While it's easy to mock the armchair fans who bought into the whole MyFC concept and gave up at the first sign of trouble, there are still a good number (around 1,300) who continue to renew their subscription. You get the feeling that these are people who have since developed an affinity with the club – the disenfranchised Premier fans who've found a new club to cherish – and it's hard to find fault with that as long as they continue to support the club. And with subscription now at £60 a year – or rather, the cost of buying a home and away shirt at most League clubs – you'd need a strong bond with the club to continue to subscribe. That said, the last major vote – to decide on whether to give the final decision on player signings back to the manager – attracted only 130-odd votes. A majority voted against the proposal.

For more detail on the issues facing the club, you should read this piece by the excellent Two Footed Tackle blog.

Last season
One of the good things that the MyFC subscribers have done differently to a lot of chairmen (yeah, I'm looking at you, Fenty) is to stick by the manager. Liam Daish has been at the club since 2005 and it's this stability that helped United survive.

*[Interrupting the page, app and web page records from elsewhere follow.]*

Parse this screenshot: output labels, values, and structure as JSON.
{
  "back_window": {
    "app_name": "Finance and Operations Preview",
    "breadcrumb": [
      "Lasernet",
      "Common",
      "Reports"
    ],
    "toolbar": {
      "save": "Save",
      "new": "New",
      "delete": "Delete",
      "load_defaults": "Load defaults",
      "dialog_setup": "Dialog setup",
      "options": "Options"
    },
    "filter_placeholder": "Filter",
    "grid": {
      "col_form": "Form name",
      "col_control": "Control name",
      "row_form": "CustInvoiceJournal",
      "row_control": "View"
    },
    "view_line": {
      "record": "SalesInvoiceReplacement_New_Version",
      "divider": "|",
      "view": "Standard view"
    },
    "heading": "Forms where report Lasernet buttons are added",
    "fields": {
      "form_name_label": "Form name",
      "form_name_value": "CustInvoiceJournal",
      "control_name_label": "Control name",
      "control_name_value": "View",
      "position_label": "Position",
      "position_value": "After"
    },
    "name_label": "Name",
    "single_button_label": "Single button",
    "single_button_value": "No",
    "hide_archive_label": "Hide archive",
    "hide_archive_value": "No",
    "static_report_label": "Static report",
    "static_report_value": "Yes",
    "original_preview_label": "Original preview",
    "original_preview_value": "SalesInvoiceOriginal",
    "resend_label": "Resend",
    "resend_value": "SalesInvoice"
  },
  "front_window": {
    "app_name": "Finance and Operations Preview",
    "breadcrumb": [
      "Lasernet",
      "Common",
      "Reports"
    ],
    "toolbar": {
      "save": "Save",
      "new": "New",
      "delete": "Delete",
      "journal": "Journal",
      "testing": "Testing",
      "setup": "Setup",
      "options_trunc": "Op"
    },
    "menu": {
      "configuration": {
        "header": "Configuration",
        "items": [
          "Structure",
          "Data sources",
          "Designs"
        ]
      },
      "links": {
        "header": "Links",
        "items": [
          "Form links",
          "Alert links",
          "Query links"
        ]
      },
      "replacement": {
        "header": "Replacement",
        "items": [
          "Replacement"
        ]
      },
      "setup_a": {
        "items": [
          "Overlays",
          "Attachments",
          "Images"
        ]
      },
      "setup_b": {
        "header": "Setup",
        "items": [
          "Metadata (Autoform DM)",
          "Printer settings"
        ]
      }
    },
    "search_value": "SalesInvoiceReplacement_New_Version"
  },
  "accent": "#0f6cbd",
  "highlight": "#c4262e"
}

After relegation the club had only a few players under contract. With funds quickly disappearing, fans feared they would spiral to a further relegation or slip out of existence. Reverting to part-time status to helped cut costs quickly, and luckily they weren't over-burdened with players on long, expensive contracts to pay up (yeah, I'm still looking at you, Fenty).

With nothing really expected of them, Daish quickly put together a decent squad which then lost only one match between the end of August and the beginning of January – and that being to Wimbledon in the FA Cup (even then, Wimbledon needed a replay).Liam Daish celebrates with EbbsfleetIn Liam Daish, Ebbsfleet have a manager familiar with the club and the Conference. Photo by Steve Fair (cc by 2.0)

They finished the campaign with decent home form, but outstanding away form – losing only three matches on their travels all season. Alas, it wasn't quite enough for automatic promotion with Baintree storming the league, but they made short work of Chelmsford in the play-off semi-final. Things looked even easier in the final: 3-0 up against Farnborough with four minutes to go and they were coasting. However, Farnborough nicked a couple back and almost scored a third before Ebbsfleet got another of their own to finally kill the match off.

Nobody expected them to bounce straight back and it's a credit to the management skills of Liam Daish that they did. It also helped to alleviate some of the ongoing financial difficulties that continued as a result of a loss in subscribers.

Next season
The club has already made one decision in its favour for next season: they will live within their means and remain part-time. This does give them a slight advantage: they can't compete for players with the larger teams in the Conference, but by staying part-time they are pulling players from a different pool to most in this league. And with their proximity to London they're an attractive option for decent non-League players who want to remain part-time.

It's always going to be a struggle for the small part-time teams in the increasingly professional Conference Premier, but in Daish they have quite a canny manager. Don't expect them to be troubling the play-offs, but at the same time don't be surprised if they turn over a few of the ex-League teams.

Betting: At 80-1 they're not expected to do much, but interestingly they are on shorter odds than Braintree, who stormed the Conference South.

Apart from the football
Well, you can always catch a high-speed train to France and then from there... who knows?